Essay Desiree's Baby

Submitted By maoben27
Words: 794
Pages: 4

Desiree’s Baby by Kate Chopin
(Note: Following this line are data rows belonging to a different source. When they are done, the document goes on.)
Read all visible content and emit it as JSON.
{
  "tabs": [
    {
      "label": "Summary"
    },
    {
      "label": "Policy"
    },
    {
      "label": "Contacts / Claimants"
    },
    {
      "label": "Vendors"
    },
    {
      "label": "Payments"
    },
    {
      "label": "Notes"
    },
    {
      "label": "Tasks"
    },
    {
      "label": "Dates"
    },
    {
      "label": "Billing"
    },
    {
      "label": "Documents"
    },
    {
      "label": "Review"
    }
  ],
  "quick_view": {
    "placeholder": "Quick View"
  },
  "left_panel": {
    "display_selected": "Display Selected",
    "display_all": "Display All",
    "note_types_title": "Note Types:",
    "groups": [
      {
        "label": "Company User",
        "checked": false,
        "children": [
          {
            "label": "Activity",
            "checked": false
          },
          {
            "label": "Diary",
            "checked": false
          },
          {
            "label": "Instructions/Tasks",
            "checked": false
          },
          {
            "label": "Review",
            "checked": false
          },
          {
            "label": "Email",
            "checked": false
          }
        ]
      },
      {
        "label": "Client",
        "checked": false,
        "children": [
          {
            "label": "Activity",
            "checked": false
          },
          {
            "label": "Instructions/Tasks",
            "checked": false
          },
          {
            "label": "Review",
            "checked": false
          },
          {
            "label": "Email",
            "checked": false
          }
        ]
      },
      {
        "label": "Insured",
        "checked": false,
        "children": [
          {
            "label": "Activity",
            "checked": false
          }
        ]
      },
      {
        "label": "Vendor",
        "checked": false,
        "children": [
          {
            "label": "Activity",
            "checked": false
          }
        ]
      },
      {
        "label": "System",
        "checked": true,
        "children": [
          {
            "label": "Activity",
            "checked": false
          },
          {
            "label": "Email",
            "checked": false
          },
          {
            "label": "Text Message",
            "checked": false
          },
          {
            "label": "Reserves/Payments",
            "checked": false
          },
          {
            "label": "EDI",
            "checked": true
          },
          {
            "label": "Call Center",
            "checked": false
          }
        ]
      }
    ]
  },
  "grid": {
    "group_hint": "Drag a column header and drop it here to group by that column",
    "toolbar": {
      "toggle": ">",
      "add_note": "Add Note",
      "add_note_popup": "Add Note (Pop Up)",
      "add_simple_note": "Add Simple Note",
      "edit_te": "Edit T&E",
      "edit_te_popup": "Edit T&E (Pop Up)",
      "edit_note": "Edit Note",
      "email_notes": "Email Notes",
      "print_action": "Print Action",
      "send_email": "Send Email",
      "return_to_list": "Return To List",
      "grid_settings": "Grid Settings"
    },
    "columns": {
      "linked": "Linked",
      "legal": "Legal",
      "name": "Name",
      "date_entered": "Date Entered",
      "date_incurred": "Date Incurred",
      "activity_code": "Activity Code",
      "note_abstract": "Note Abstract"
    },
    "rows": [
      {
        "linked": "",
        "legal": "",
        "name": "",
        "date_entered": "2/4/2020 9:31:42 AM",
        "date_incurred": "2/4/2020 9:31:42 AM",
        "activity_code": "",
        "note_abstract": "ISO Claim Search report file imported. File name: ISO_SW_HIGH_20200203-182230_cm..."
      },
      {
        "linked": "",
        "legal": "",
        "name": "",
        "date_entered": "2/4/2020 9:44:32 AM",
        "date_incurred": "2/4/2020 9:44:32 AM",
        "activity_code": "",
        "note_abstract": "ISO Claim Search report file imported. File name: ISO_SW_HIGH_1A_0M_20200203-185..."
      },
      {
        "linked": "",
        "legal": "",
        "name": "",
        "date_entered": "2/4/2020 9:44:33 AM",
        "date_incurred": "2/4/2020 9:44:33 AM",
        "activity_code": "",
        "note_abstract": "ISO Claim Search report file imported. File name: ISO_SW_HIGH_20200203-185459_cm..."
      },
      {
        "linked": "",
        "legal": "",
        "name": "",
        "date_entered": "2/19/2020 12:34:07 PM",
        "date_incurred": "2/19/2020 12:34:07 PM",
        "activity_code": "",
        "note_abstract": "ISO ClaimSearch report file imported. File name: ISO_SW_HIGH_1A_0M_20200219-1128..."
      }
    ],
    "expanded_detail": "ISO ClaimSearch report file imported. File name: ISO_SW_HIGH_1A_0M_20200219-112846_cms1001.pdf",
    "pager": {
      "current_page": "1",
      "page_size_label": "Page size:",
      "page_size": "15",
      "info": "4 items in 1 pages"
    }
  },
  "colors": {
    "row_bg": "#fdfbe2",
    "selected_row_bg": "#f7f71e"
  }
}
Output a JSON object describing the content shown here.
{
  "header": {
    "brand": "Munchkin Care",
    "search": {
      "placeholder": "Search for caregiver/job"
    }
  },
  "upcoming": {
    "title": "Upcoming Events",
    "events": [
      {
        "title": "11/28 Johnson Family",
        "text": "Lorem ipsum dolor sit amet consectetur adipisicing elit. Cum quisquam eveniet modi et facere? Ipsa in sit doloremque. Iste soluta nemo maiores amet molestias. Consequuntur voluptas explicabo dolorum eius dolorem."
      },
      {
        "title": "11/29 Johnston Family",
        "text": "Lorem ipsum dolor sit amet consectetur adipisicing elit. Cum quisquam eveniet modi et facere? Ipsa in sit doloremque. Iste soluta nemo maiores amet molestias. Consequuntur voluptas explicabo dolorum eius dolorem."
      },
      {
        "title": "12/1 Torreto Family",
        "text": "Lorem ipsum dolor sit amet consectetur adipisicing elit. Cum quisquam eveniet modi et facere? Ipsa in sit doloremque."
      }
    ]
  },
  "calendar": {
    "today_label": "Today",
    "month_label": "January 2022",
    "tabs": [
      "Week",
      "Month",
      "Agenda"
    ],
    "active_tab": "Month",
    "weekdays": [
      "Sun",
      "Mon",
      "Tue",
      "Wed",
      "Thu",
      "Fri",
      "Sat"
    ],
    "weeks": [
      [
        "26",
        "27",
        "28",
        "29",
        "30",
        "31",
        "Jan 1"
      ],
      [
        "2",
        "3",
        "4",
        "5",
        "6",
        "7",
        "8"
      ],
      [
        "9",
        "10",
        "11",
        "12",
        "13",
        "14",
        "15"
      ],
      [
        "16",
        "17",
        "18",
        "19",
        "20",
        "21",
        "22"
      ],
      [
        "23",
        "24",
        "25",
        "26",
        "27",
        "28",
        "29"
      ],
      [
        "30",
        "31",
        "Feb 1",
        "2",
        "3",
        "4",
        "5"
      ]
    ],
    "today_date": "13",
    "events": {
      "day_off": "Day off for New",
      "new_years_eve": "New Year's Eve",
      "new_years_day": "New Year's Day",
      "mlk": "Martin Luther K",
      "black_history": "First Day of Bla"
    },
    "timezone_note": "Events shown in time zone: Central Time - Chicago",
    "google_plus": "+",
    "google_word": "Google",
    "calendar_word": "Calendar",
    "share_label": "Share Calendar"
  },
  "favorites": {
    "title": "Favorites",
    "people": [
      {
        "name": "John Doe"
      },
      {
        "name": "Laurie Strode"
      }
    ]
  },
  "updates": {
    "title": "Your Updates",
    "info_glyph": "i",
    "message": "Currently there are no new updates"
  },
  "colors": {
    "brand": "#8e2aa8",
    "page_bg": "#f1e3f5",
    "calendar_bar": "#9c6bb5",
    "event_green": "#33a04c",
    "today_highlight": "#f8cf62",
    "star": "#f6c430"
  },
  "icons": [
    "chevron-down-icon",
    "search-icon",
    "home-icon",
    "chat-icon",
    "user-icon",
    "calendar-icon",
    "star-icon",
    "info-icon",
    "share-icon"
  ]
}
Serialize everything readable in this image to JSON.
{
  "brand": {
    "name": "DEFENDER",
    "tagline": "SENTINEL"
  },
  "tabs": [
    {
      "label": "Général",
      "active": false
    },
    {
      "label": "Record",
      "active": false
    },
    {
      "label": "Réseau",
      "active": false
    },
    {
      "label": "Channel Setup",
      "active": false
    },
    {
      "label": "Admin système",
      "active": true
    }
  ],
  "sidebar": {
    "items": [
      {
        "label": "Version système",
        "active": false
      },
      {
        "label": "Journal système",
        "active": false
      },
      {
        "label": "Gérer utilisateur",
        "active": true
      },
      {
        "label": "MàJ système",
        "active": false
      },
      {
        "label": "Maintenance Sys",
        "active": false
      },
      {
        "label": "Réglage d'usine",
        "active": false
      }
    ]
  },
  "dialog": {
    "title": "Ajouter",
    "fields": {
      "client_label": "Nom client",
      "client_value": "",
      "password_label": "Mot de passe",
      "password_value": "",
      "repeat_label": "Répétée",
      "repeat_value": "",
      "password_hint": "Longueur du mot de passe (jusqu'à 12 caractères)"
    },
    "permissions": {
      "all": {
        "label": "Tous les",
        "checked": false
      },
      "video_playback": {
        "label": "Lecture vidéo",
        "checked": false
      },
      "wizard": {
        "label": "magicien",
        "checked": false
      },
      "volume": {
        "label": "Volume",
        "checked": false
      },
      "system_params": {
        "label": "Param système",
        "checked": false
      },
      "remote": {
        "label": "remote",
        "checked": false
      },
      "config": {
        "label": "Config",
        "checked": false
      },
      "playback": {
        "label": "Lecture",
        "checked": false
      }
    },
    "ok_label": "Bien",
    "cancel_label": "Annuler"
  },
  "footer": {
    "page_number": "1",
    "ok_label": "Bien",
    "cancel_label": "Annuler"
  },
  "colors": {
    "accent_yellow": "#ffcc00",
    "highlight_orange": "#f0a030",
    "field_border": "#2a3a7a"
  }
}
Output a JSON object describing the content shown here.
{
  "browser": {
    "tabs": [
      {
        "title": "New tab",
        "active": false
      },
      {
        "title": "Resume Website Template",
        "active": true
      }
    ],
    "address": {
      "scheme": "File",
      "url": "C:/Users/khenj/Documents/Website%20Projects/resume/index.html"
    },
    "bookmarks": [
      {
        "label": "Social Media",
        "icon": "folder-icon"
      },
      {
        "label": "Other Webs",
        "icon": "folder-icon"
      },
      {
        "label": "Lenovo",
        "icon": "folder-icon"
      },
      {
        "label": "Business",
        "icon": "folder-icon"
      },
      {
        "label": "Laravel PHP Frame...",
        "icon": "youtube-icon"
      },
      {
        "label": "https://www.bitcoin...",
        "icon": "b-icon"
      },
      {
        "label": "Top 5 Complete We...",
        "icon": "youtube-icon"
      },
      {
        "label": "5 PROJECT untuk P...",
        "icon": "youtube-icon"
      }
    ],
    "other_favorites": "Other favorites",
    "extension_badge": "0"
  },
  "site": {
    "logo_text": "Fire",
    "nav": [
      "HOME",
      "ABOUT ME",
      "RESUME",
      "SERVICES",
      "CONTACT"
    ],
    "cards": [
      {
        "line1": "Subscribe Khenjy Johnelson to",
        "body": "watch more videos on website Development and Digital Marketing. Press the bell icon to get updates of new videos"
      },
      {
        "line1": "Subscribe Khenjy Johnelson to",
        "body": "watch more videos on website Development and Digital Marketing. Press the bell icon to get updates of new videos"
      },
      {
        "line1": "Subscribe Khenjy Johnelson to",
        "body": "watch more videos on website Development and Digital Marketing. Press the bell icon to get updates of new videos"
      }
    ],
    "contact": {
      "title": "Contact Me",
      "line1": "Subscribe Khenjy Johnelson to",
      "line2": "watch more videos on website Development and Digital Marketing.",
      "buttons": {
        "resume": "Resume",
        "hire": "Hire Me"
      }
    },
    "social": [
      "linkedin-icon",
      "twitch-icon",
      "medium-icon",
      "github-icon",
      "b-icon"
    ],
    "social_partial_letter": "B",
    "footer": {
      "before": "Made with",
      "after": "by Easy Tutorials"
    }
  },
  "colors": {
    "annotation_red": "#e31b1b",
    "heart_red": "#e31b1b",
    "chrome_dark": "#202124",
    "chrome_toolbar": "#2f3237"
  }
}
"Desiree's Baby" is not a tragic short story by which a reader may be entertained by its ironic and catastrophic ending. It is a story of a crime and brutality against women of all generations to come, also how a woman may suffer and conceal her anguish for the sake of others. It is a story of innocence slain harshly by the unscrupulous power of harshness that directly governs human societies. This power which manifests itself through male supremacy is indeed very obvious throughout the entire story. It is Armand Aubigny who best represents this power, “a boy of eight” (439) at the beginning of the story, who once sees a nameless woman fell in love with her. It is initially revealed that all the men in his family have fallen in love the same why he does “that was the way all the Aubignys fell in love, as if struck by a pistol shot.” (439) the femininity in the story is portrayed in a nameless girl, Desiree, who was found in ‘the shadow of the big stone pillar.” (439) Armand gets married, after eighteen years, to Desiree. In this marriage relationship, it is possible to identify the distinguishing features that make manhood very distinctive; it possesses the highest position, as it is clear that Armand is a land owner who has a vast plantation and the power. A desire of possessing things is found on him. Before he gets married to Desiree, he used to mistreat his servants, now he treats them with a supreme courtesy. Moreover, his irrationality in taking decisions led him to commit a crime; after learning that that his baby is colored, he instantly accused his wife of belonging to different race, not considering the consequences or even taking into consideration that he is going send his wife away, despite the fact that she has devoted herself to him - this means that his wife is a meaningless object as if she was one of his possessions which could be compensated any time. Moreover, when Aubigny knows about his child, his manner toward Desiree changes dramatically; “when he spoke to her, it was with averted eyes, from which the old love-light seemed to have gone out. He absented himself from home; and when there, avoided her presence and that of her child, without excuse” (441). Desiree dares not ask him about this change because she fears his anger. He should have thought of her questioning him, later on, about the baby being colored or not; his blind irrationality precludes him from taking assimilating that if his wife hadn't been white, she would not have asked him about the child. If anyone examines his behavior, they would definitely conclude that it is not the appropriate behavior toward a woman, and above all, his a devoted wife. However, we are more surprised to see his nature precludes him from stopping his wife from abandoning the house. Despite what he did, she, with a kind-hearted nature, gives him